It is important to know that in persons at very high risk, such as a recent motor vehicle accident victim who is on vasopressors in the intensive care unit, skin complications may be inevitable. In these situations, caregivers must choose what the priority is, and occasionally skin integrity is of less importance than the patient’s spinal alignment or cardiac output. These patients may be moved less often, and sometimes only out of necessity, until they are cleared by a computed tomography scan and can handle changes in movement without aggravating or causing strain on the heart.
There are those who are at the end of life, and these patients should be evaluated using the SCALE system.
Although there are a few guidelines available, such as the Norton Scale and the Braden Scale for Predicting Pressure Sore Risk (Braden Scale), in most facilities you will find the Braden Scale commonly used.
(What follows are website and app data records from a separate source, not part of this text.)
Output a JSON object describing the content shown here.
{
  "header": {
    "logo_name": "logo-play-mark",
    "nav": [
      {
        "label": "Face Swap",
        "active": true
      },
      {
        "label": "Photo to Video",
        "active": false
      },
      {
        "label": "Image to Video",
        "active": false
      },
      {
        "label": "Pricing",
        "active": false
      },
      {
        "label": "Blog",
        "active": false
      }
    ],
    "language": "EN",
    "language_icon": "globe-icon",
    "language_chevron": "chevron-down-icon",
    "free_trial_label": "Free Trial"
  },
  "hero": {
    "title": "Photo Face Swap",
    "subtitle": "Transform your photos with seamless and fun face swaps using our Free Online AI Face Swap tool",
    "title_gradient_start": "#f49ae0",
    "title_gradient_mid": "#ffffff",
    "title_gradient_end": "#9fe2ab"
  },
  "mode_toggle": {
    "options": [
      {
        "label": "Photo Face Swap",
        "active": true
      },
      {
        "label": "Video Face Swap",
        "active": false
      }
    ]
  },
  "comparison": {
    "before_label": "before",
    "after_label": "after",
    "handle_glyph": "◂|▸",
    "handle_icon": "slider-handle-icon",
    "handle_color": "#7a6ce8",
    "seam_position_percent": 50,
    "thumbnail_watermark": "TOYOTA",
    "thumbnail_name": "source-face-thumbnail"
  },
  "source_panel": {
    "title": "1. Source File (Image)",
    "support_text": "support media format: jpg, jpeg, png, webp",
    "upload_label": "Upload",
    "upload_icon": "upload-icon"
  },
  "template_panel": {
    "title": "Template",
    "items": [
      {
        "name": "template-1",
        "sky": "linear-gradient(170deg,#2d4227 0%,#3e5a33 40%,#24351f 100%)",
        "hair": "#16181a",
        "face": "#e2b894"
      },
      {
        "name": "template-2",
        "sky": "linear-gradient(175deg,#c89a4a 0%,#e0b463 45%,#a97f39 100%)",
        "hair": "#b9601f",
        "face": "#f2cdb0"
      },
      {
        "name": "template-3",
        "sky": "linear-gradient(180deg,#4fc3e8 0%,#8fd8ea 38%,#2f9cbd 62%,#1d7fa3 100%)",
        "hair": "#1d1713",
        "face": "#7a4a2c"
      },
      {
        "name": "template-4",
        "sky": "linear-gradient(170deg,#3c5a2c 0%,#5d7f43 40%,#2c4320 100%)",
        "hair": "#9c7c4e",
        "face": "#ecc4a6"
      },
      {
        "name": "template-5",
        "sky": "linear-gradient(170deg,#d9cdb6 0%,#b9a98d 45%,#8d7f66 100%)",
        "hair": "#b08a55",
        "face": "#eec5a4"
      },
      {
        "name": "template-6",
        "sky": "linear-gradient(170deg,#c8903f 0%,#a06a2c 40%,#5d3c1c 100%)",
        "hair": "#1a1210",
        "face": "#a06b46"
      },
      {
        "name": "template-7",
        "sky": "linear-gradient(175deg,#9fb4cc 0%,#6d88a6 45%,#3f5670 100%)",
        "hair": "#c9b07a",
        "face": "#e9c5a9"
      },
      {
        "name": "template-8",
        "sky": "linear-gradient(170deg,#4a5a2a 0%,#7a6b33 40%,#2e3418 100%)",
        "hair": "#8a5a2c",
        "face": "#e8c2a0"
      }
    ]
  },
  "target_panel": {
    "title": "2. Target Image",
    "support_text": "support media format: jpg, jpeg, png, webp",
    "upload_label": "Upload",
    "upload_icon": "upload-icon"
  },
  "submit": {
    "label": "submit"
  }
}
Using the assessment tool is important for consistency among staff. Yet, it has been proven that the use of the scale is beneficial only if it is paired with the prevention techniques outlined by the National Pressure Ulcer Advisory Panel (NPUAP) and Wound, Ostomy and Continence Nurses Society (WOCN).
Assessment should be completed on all admitted patients, during every shift (every eight hours is recommended), and with any changes in mobility or medical conditions. The Braden Scale includes evaluation of sensory perception, moisture, activity, mobility, nutrition, and friction, with a higher score indicating a lower risk.
Particular areas of attention are evaluation of skin temperature, color, moisture level, turgor, and integrity of the area, which includes open areas and intact skin. The assessment should be all inclusive, from head to toe. Anatomic structures and medical devices to consider in the assessment are bony prominences, including the often missed occiput and elbows, the sacral and perineal area, oxygen tubing, and the back of the head for infants. Essentially, any area that touches the bed, tubes, or equipment should be evaluated for pressure.
There are many techniques that have proven to be best practices over time. Organizations such as the NPUAP and WOCN have published guidelines on how to prevent skin breakdown in patients who are compromised. Prevention of pressure ulcers includes many interventions, including but not limited, to:
Dilligence in preventing skin care–related conditions, such as incontinence-associated dermatitis and pressure ulcers, is an important component of the patient’s care plan. All members of the health care team should be educated and kept accountable for their actions in preventing these occurrences. Documenting changes and the time of assessment and possibly taking secure photographs for the electronic medical record are important in the chronological order of documentation. Being aware of best practices for managing those patients at risk for skin breakdown is the responsibly of all caregivers.
Haesler E, ed. Prevention and Treatment of Pressure Ulcers: Quick Reference Guide. Perth, Australia: Cambridge Media; 2014.
Wound, Ostomy and Continence Nurses Society. Guideline for Prevention and Management of Pressure Ulcers (Injuries). WOCN Clinical Practice Guideline Series 2. Mt. Laurel, NJ: Wound, Ostomy and Continence Nurses Society; 2016.
The views and opinions expressed in this blog are solely those of the author, and do not represent the views of WoundSource, HMP Global, its affiliates, or subsidiary companies.